RECORDS TO USE:
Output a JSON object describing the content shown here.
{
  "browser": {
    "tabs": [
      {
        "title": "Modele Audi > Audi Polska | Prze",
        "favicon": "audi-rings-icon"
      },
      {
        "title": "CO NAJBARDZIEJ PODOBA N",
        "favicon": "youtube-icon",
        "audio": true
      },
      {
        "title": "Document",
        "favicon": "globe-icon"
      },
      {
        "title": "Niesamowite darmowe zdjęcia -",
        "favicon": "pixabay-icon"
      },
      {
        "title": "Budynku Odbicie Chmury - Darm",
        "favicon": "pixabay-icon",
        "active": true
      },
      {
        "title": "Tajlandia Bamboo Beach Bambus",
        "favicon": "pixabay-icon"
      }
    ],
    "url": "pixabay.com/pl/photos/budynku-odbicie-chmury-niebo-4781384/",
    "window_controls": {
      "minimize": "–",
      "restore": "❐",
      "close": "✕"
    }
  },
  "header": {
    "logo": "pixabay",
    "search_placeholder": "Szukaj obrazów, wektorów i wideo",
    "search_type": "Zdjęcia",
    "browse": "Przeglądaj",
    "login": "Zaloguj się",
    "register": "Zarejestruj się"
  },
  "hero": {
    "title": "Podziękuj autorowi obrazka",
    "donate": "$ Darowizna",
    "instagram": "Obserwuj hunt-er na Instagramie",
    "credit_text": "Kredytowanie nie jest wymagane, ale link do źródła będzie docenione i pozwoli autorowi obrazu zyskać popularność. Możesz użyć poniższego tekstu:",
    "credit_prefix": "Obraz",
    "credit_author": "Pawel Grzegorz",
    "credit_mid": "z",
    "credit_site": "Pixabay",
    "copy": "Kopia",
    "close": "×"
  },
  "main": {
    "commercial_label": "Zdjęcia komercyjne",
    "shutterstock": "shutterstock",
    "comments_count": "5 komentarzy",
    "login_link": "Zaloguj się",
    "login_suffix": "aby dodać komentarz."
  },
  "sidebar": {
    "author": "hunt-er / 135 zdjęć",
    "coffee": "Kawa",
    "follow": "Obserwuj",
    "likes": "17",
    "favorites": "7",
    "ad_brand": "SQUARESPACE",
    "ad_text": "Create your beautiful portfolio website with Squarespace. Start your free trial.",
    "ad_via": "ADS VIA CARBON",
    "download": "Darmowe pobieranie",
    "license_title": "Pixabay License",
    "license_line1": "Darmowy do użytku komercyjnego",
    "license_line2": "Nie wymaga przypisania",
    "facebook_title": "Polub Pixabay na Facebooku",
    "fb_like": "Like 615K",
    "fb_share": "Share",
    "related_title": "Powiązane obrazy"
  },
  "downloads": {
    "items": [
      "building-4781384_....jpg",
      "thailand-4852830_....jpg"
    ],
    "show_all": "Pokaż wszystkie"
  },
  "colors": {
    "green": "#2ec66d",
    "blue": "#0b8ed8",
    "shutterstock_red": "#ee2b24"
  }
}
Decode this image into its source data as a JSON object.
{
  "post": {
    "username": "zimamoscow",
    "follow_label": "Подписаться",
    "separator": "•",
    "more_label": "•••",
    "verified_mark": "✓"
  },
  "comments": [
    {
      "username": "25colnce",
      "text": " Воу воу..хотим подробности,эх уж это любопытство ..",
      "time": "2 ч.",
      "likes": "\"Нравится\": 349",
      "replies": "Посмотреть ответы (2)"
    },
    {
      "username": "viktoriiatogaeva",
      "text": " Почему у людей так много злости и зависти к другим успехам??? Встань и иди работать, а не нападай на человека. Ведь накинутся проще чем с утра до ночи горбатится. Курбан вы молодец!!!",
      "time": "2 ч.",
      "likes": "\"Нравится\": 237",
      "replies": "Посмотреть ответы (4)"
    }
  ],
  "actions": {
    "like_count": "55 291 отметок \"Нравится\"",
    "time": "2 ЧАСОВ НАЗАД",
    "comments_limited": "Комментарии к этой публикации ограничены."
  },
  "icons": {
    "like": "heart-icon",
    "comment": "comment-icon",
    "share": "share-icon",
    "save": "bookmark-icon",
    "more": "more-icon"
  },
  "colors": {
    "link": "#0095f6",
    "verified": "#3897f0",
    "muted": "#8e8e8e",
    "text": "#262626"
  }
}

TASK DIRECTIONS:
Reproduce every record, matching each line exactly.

REPLY:
Output a JSON object describing the content shown here.
{
  "browser": {
    "tabs": [
      {
        "title": "Modele Audi > Audi Polska | Prze",
        "favicon": "audi-rings-icon"
      },
      {
        "title": "CO NAJBARDZIEJ PODOBA N",
        "favicon": "youtube-icon",
        "audio": true
      },
      {
        "title": "Document",
        "favicon": "globe-icon"
      },
      {
        "title": "Niesamowite darmowe zdjęcia -",
        "favicon": "pixabay-icon"
      },
      {
        "title": "Budynku Odbicie Chmury - Darm",
        "favicon": "pixabay-icon",
        "active": true
      },
      {
        "title": "Tajlandia Bamboo Beach Bambus",
        "favicon": "pixabay-icon"
      }
    ],
    "url": "pixabay.com/pl/photos/budynku-odbicie-chmury-niebo-4781384/",
    "window_controls": {
      "minimize": "–",
      "restore": "❐",
      "close": "✕"
    }
  },
  "header": {
    "logo": "pixabay",
    "search_placeholder": "Szukaj obrazów, wektorów i wideo",
    "search_type": "Zdjęcia",
    "browse": "Przeglądaj",
    "login": "Zaloguj się",
    "register": "Zarejestruj się"
  },
  "hero": {
    "title": "Podziękuj autorowi obrazka",
    "donate": "$ Darowizna",
    "instagram": "Obserwuj hunt-er na Instagramie",
    "credit_text": "Kredytowanie nie jest wymagane, ale link do źródła będzie docenione i pozwoli autorowi obrazu zyskać popularność. Możesz użyć poniższego tekstu:",
    "credit_prefix": "Obraz",
    "credit_author": "Pawel Grzegorz",
    "credit_mid": "z",
    "credit_site": "Pixabay",
    "copy": "Kopia",
    "close": "×"
  },
  "main": {
    "commercial_label": "Zdjęcia komercyjne",
    "shutterstock": "shutterstock",
    "comments_count": "5 komentarzy",
    "login_link": "Zaloguj się",
    "login_suffix": "aby dodać komentarz."
  },
  "sidebar": {
    "author": "hunt-er / 135 zdjęć",
    "coffee": "Kawa",
    "follow": "Obserwuj",
    "likes": "17",
    "favorites": "7",
    "ad_brand": "SQUARESPACE",
    "ad_text": "Create your beautiful portfolio website with Squarespace. Start your free trial.",
    "ad_via": "ADS VIA CARBON",
    "download": "Darmowe pobieranie",
    "license_title": "Pixabay License",
    "license_line1": "Darmowy do użytku komercyjnego",
    "license_line2": "Nie wymaga przypisania",
    "facebook_title": "Polub Pixabay na Facebooku",
    "fb_like": "Like 615K",
    "fb_share": "Share",
    "related_title": "Powiązane obrazy"
  },
  "downloads": {
    "items": [
      "building-4781384_....jpg",
      "thailand-4852830_....jpg"
    ],
    "show_all": "Pokaż wszystkie"
  },
  "colors": {
    "green": "#2ec66d",
    "blue": "#0b8ed8",
    "shutterstock_red": "#ee2b24"
  }
}
Decode this image into its source data as a JSON object.
{
  "post": {
    "username": "zimamoscow",
    "follow_label": "Подписаться",
    "separator": "•",
    "more_label": "•••",
    "verified_mark": "✓"
  },
  "comments": [
    {
      "username": "25colnce",
      "text": " Воу воу..хотим подробности,эх уж это любопытство ..",
      "time": "2 ч.",
      "likes": "\"Нравится\": 349",
      "replies": "Посмотреть ответы (2)"
    },
    {
      "username": "viktoriiatogaeva",
      "text": " Почему у людей так много злости и зависти к другим успехам??? Встань и иди работать, а не нападай на человека. Ведь накинутся проще чем с утра до ночи горбатится. Курбан вы молодец!!!",
      "time": "2 ч.",
      "likes": "\"Нравится\": 237",
      "replies": "Посмотреть ответы (4)"
    }
  ],
  "actions": {
    "like_count": "55 291 отметок \"Нравится\"",
    "time": "2 ЧАСОВ НАЗАД",
    "comments_limited": "Комментарии к этой публикации ограничены."
  },
  "icons": {
    "like": "heart-icon",
    "comment": "comment-icon",
    "share": "share-icon",
    "save": "bookmark-icon",
    "more": "more-icon"
  },
  "colors": {
    "link": "#0095f6",
    "verified": "#3897f0",
    "muted": "#8e8e8e",
    "text": "#262626"
  }
}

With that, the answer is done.